Top Stories Developer
- What I Wish I Knew When I Started My Career As A Software Developer
- Why Google Glass Failed (But Might Still Succeed)
- The Tricks Apps Play On Your Mind To Keep You Hooked
- What It Really Takes To Be A Professional Programmer
- Most Popular Developer Posts Of 2014
- How To Create Your Own iOS Apps And Extensions With Workflow
Atlassian’s SourceTree is one of the nicer front-ends for version control systems Git and Mercurial. It’s also free and open-source, the double-whammy of great qualities one wants in a piece of software. Unfortunately, as of version 1.6, the Windows build of the program has been crippled by an issue that causes constant freezes. The bug was reported back in August 2014, but as of late January, has yet to be fixed.

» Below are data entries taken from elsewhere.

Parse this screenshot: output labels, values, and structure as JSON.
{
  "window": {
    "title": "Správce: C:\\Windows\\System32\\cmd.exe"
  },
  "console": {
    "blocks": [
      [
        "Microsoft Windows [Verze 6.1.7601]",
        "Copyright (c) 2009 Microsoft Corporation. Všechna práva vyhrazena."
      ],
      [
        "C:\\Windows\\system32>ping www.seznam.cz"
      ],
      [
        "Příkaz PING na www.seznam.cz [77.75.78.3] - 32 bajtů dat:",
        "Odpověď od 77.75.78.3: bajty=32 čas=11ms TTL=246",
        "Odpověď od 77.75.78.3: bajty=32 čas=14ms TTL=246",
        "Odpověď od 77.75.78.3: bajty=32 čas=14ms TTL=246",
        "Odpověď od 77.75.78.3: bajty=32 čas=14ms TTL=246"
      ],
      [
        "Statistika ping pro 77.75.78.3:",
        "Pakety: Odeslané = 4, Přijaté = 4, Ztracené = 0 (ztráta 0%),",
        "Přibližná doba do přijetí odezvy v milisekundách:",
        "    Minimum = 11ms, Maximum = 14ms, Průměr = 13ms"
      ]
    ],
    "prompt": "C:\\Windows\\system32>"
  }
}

Microsoft yesterday officially confirmed its plans for Project Spartan, a new browser for Windows 10 that will run across PCs, tablets and phones. Now we have more details on how it plans to phase out the widely-used but little-loved Internet Explorer.
Programmers can code in multiple languages, but that doesn’t mean that trying to brief them on a project is always a straightforward task. A nifty infographic from “information designer” Anna Vitals sums up some useful principles to adopt when dealing with developers.
The announcement that Google is to halt sales of its Google Glass augmented-reality spectacles has been interpreted by some people as the end of a pilot project and the start of a new phase of product development, or by others as indicative of failure.
Last year we pointed you in the direction of a cheat sheet for Git, the robust, yet somewhat intimidating version control system that has many uses outside of software projects. If you’re still not comfortable giving it a try, there are a number of online resources that allow you to get your hands dirty without even touching a real command line.
In our discussion of how Apple makes money from developers, we pointed out that revenues from in-app purchases are much more important than the money that comes from selling the apps themselves. Here’s further proof on that point, this time from a Windows Phone perspective.